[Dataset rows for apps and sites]
○ ○ ○
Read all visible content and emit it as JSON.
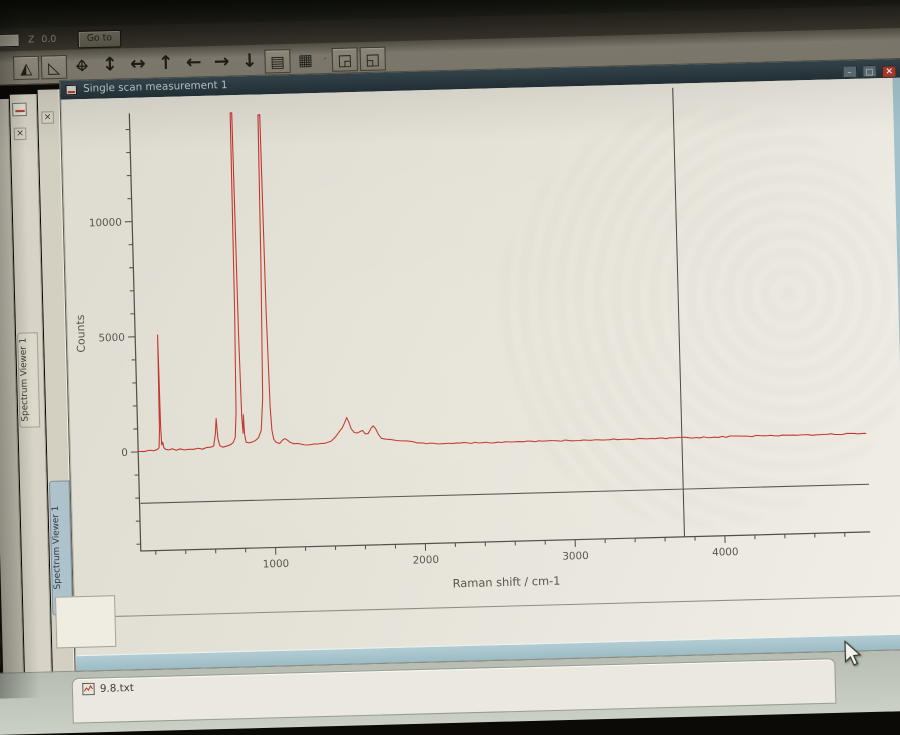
{
  "top_controls": {
    "spin_glyph": "◂",
    "field_value": "",
    "z_label": "Z",
    "z_value": "0.0",
    "goto_label": "Go to"
  },
  "toolbar": {
    "icons": [
      {
        "name": "video-view-icon",
        "glyph": "◭",
        "kind": "boxed"
      },
      {
        "name": "pan-tool-icon",
        "glyph": "◺",
        "kind": "boxed"
      },
      {
        "name": "move-xy-icon",
        "glyph": "↔",
        "glyph2": "↕",
        "kind": "tool"
      },
      {
        "name": "move-z-icon",
        "glyph": "↕",
        "kind": "arrow"
      },
      {
        "name": "step-x-icon",
        "glyph": "↔",
        "kind": "arrow"
      },
      {
        "name": "stage-up-icon",
        "glyph": "↑",
        "kind": "arrow"
      },
      {
        "name": "stage-left-icon",
        "glyph": "←",
        "kind": "arrow"
      },
      {
        "name": "stage-right-icon",
        "glyph": "→",
        "kind": "arrow"
      },
      {
        "name": "stage-down-icon",
        "glyph": "↓",
        "kind": "arrow"
      },
      {
        "name": "snapshot-icon",
        "glyph": "▤",
        "kind": "boxed"
      },
      {
        "name": "grid-map-icon",
        "glyph": "▦",
        "kind": "tool"
      },
      {
        "name": "separator-dot",
        "glyph": "·",
        "kind": "sep"
      },
      {
        "name": "export-image-icon",
        "glyph": "◲",
        "kind": "boxed"
      },
      {
        "name": "export-chart-icon",
        "glyph": "◱",
        "kind": "boxed"
      }
    ]
  },
  "sidebar": {
    "close_glyph": "×",
    "panels": [
      {
        "tab_label": "Spectrum Viewer 1",
        "active": false
      },
      {
        "tab_label": "Spectrum Viewer 1",
        "active": true
      }
    ]
  },
  "window": {
    "title": "Single scan measurement 1",
    "minimize_glyph": "–",
    "maximize_glyph": "□",
    "close_glyph": "×"
  },
  "files": {
    "items": [
      {
        "label": "9.8.txt"
      }
    ]
  },
  "colors": {
    "spectrum_red": "#c2332b",
    "titlebar": "#2c3c43",
    "close_red": "#b23a2c",
    "window_frame_blue": "#a2c1ca",
    "chart_bg": "#e3e0d6",
    "axis": "#504f47",
    "crosshair": "#45453f"
  },
  "chart_data": {
    "type": "line",
    "title": "",
    "xlabel": "Raman shift / cm-1",
    "ylabel": "Counts",
    "xlim": [
      100,
      4970
    ],
    "ylim": [
      -4300,
      14700
    ],
    "x_major_ticks": [
      1000,
      2000,
      3000,
      4000
    ],
    "x_minor_step": 200,
    "y_major_ticks": [
      0,
      5000,
      10000
    ],
    "y_minor_step": 1000,
    "grid": false,
    "legend": "none",
    "line_color": "#c2332b",
    "crosshair": {
      "x": 3730,
      "y": -2230
    },
    "series": [
      {
        "name": "9.8.txt",
        "points": [
          [
            100,
            40
          ],
          [
            140,
            15
          ],
          [
            175,
            55
          ],
          [
            205,
            25
          ],
          [
            228,
            70
          ],
          [
            240,
            160
          ],
          [
            246,
            900
          ],
          [
            250,
            5050
          ],
          [
            254,
            1100
          ],
          [
            258,
            300
          ],
          [
            266,
            420
          ],
          [
            272,
            150
          ],
          [
            285,
            60
          ],
          [
            305,
            45
          ],
          [
            330,
            75
          ],
          [
            355,
            35
          ],
          [
            380,
            60
          ],
          [
            410,
            45
          ],
          [
            440,
            70
          ],
          [
            470,
            40
          ],
          [
            500,
            85
          ],
          [
            530,
            55
          ],
          [
            560,
            95
          ],
          [
            585,
            130
          ],
          [
            605,
            180
          ],
          [
            618,
            700
          ],
          [
            626,
            1360
          ],
          [
            634,
            500
          ],
          [
            645,
            180
          ],
          [
            665,
            120
          ],
          [
            690,
            150
          ],
          [
            715,
            200
          ],
          [
            735,
            320
          ],
          [
            750,
            520
          ],
          [
            760,
            1600
          ],
          [
            768,
            6000
          ],
          [
            773,
            14600
          ],
          [
            783,
            14600
          ],
          [
            790,
            5000
          ],
          [
            797,
            1400
          ],
          [
            803,
            700
          ],
          [
            808,
            1500
          ],
          [
            813,
            650
          ],
          [
            822,
            330
          ],
          [
            840,
            260
          ],
          [
            860,
            300
          ],
          [
            885,
            380
          ],
          [
            905,
            480
          ],
          [
            925,
            800
          ],
          [
            940,
            2200
          ],
          [
            952,
            8000
          ],
          [
            958,
            14500
          ],
          [
            970,
            14500
          ],
          [
            978,
            6000
          ],
          [
            988,
            1800
          ],
          [
            996,
            800
          ],
          [
            1006,
            420
          ],
          [
            1020,
            260
          ],
          [
            1045,
            230
          ],
          [
            1065,
            360
          ],
          [
            1080,
            430
          ],
          [
            1095,
            340
          ],
          [
            1115,
            240
          ],
          [
            1140,
            190
          ],
          [
            1170,
            160
          ],
          [
            1210,
            140
          ],
          [
            1255,
            130
          ],
          [
            1300,
            150
          ],
          [
            1345,
            170
          ],
          [
            1390,
            260
          ],
          [
            1420,
            420
          ],
          [
            1445,
            650
          ],
          [
            1465,
            800
          ],
          [
            1482,
            1050
          ],
          [
            1497,
            1260
          ],
          [
            1510,
            1050
          ],
          [
            1525,
            780
          ],
          [
            1545,
            600
          ],
          [
            1565,
            560
          ],
          [
            1585,
            620
          ],
          [
            1600,
            660
          ],
          [
            1618,
            540
          ],
          [
            1638,
            560
          ],
          [
            1658,
            780
          ],
          [
            1672,
            870
          ],
          [
            1688,
            740
          ],
          [
            1705,
            480
          ],
          [
            1725,
            340
          ],
          [
            1755,
            280
          ],
          [
            1790,
            240
          ],
          [
            1825,
            215
          ],
          [
            1860,
            200
          ],
          [
            1895,
            180
          ],
          [
            1930,
            140
          ],
          [
            1965,
            95
          ],
          [
            2000,
            55
          ],
          [
            2050,
            30
          ],
          [
            2120,
            25
          ],
          [
            2200,
            18
          ],
          [
            2300,
            22
          ],
          [
            2400,
            12
          ],
          [
            2500,
            18
          ],
          [
            2600,
            8
          ],
          [
            2700,
            14
          ],
          [
            2800,
            6
          ],
          [
            2900,
            10
          ],
          [
            3000,
            4
          ],
          [
            3100,
            8
          ],
          [
            3200,
            2
          ],
          [
            3300,
            6
          ],
          [
            3400,
            0
          ],
          [
            3500,
            4
          ],
          [
            3600,
            -2
          ],
          [
            3700,
            2
          ],
          [
            3800,
            -4
          ],
          [
            3900,
            0
          ],
          [
            4000,
            -6
          ],
          [
            4100,
            -2
          ],
          [
            4200,
            -8
          ],
          [
            4300,
            -4
          ],
          [
            4400,
            -12
          ],
          [
            4500,
            -8
          ],
          [
            4600,
            -16
          ],
          [
            4700,
            -12
          ],
          [
            4800,
            -20
          ],
          [
            4880,
            -16
          ],
          [
            4960,
            -22
          ]
        ]
      }
    ]
  }
}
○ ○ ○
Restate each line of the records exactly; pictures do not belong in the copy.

Read all visible content and emit it as JSON.
{
  "top_controls": {
    "spin_glyph": "◂",
    "field_value": "",
    "z_label": "Z",
    "z_value": "0.0",
    "goto_label": "Go to"
  },
  "toolbar": {
    "icons": [
      {
        "name": "video-view-icon",
        "glyph": "◭",
        "kind": "boxed"
      },
      {
        "name": "pan-tool-icon",
        "glyph": "◺",
        "kind": "boxed"
      },
      {
        "name": "move-xy-icon",
        "glyph": "↔",
        "glyph2": "↕",
        "kind": "tool"
      },
      {
        "name": "move-z-icon",
        "glyph": "↕",
        "kind": "arrow"
      },
      {
        "name": "step-x-icon",
        "glyph": "↔",
        "kind": "arrow"
      },
      {
        "name": "stage-up-icon",
        "glyph": "↑",
        "kind": "arrow"
      },
      {
        "name": "stage-left-icon",
        "glyph": "←",
        "kind": "arrow"
      },
      {
        "name": "stage-right-icon",
        "glyph": "→",
        "kind": "arrow"
      },
      {
        "name": "stage-down-icon",
        "glyph": "↓",
        "kind": "arrow"
      },
      {
        "name": "snapshot-icon",
        "glyph": "▤",
        "kind": "boxed"
      },
      {
        "name": "grid-map-icon",
        "glyph": "▦",
        "kind": "tool"
      },
      {
        "name": "separator-dot",
        "glyph": "·",
        "kind": "sep"
      },
      {
        "name": "export-image-icon",
        "glyph": "◲",
        "kind": "boxed"
      },
      {
        "name": "export-chart-icon",
        "glyph": "◱",
        "kind": "boxed"
      }
    ]
  },
  "sidebar": {
    "close_glyph": "×",
    "panels": [
      {
        "tab_label": "Spectrum Viewer 1",
        "active": false
      },
      {
        "tab_label": "Spectrum Viewer 1",
        "active": true
      }
    ]
  },
  "window": {
    "title": "Single scan measurement 1",
    "minimize_glyph": "–",
    "maximize_glyph": "□",
    "close_glyph": "×"
  },
  "files": {
    "items": [
      {
        "label": "9.8.txt"
      }
    ]
  },
  "colors": {
    "spectrum_red": "#c2332b",
    "titlebar": "#2c3c43",
    "close_red": "#b23a2c",
    "window_frame_blue": "#a2c1ca",
    "chart_bg": "#e3e0d6",
    "axis": "#504f47",
    "crosshair": "#45453f"
  },
  "chart_data": {
    "type": "line",
    "title": "",
    "xlabel": "Raman shift / cm-1",
    "ylabel": "Counts",
    "xlim": [
      100,
      4970
    ],
    "ylim": [
      -4300,
      14700
    ],
    "x_major_ticks": [
      1000,
      2000,
      3000,
      4000
    ],
    "x_minor_step": 200,
    "y_major_ticks": [
      0,
      5000,
      10000
    ],
    "y_minor_step": 1000,
    "grid": false,
    "legend": "none",
    "line_color": "#c2332b",
    "crosshair": {
      "x": 3730,
      "y": -2230
    },
    "series": [
      {
        "name": "9.8.txt",
        "points": [
          [
            100,
            40
          ],
          [
            140,
            15
          ],
          [
            175,
            55
          ],
          [
            205,
            25
          ],
          [
            228,
            70
          ],
          [
            240,
            160
          ],
          [
            246,
            900
          ],
          [
            250,
            5050
          ],
          [
            254,
            1100
          ],
          [
            258,
            300
          ],
          [
            266,
            420
          ],
          [
            272,
            150
          ],
          [
            285,
            60
          ],
          [
            305,
            45
          ],
          [
            330,
            75
          ],
          [
            355,
            35
          ],
          [
            380,
            60
          ],
          [
            410,
            45
          ],
          [
            440,
            70
          ],
          [
            470,
            40
          ],
          [
            500,
            85
          ],
          [
            530,
            55
          ],
          [
            560,
            95
          ],
          [
            585,
            130
          ],
          [
            605,
            180
          ],
          [
            618,
            700
          ],
          [
            626,
            1360
          ],
          [
            634,
            500
          ],
          [
            645,
            180
          ],
          [
            665,
            120
          ],
          [
            690,
            150
          ],
          [
            715,
            200
          ],
          [
            735,
            320
          ],
          [
            750,
            520
          ],
          [
            760,
            1600
          ],
          [
            768,
            6000
          ],
          [
            773,
            14600
          ],
          [
            783,
            14600
          ],
          [
            790,
            5000
          ],
          [
            797,
            1400
          ],
          [
            803,
            700
          ],
          [
            808,
            1500
          ],
          [
            813,
            650
          ],
          [
            822,
            330
          ],
          [
            840,
            260
          ],
          [
            860,
            300
          ],
          [
            885,
            380
          ],
          [
            905,
            480
          ],
          [
            925,
            800
          ],
          [
            940,
            2200
          ],
          [
            952,
            8000
          ],
          [
            958,
            14500
          ],
          [
            970,
            14500
          ],
          [
            978,
            6000
          ],
          [
            988,
            1800
          ],
          [
            996,
            800
          ],
          [
            1006,
            420
          ],
          [
            1020,
            260
          ],
          [
            1045,
            230
          ],
          [
            1065,
            360
          ],
          [
            1080,
            430
          ],
          [
            1095,
            340
          ],
          [
            1115,
            240
          ],
          [
            1140,
            190
          ],
          [
            1170,
            160
          ],
          [
            1210,
            140
          ],
          [
            1255,
            130
          ],
          [
            1300,
            150
          ],
          [
            1345,
            170
          ],
          [
            1390,
            260
          ],
          [
            1420,
            420
          ],
          [
            1445,
            650
          ],
          [
            1465,
            800
          ],
          [
            1482,
            1050
          ],
          [
            1497,
            1260
          ],
          [
            1510,
            1050
          ],
          [
            1525,
            780
          ],
          [
            1545,
            600
          ],
          [
            1565,
            560
          ],
          [
            1585,
            620
          ],
          [
            1600,
            660
          ],
          [
            1618,
            540
          ],
          [
            1638,
            560
          ],
          [
            1658,
            780
          ],
          [
            1672,
            870
          ],
          [
            1688,
            740
          ],
          [
            1705,
            480
          ],
          [
            1725,
            340
          ],
          [
            1755,
            280
          ],
          [
            1790,
            240
          ],
          [
            1825,
            215
          ],
          [
            1860,
            200
          ],
          [
            1895,
            180
          ],
          [
            1930,
            140
          ],
          [
            1965,
            95
          ],
          [
            2000,
            55
          ],
          [
            2050,
            30
          ],
          [
            2120,
            25
          ],
          [
            2200,
            18
          ],
          [
            2300,
            22
          ],
          [
            2400,
            12
          ],
          [
            2500,
            18
          ],
          [
            2600,
            8
          ],
          [
            2700,
            14
          ],
          [
            2800,
            6
          ],
          [
            2900,
            10
          ],
          [
            3000,
            4
          ],
          [
            3100,
            8
          ],
          [
            3200,
            2
          ],
          [
            3300,
            6
          ],
          [
            3400,
            0
          ],
          [
            3500,
            4
          ],
          [
            3600,
            -2
          ],
          [
            3700,
            2
          ],
          [
            3800,
            -4
          ],
          [
            3900,
            0
          ],
          [
            4000,
            -6
          ],
          [
            4100,
            -2
          ],
          [
            4200,
            -8
          ],
          [
            4300,
            -4
          ],
          [
            4400,
            -12
          ],
          [
            4500,
            -8
          ],
          [
            4600,
            -16
          ],
          [
            4700,
            -12
          ],
          [
            4800,
            -20
          ],
          [
            4880,
            -16
          ],
          [
            4960,
            -22
          ]
        ]
      }
    ]
  }
}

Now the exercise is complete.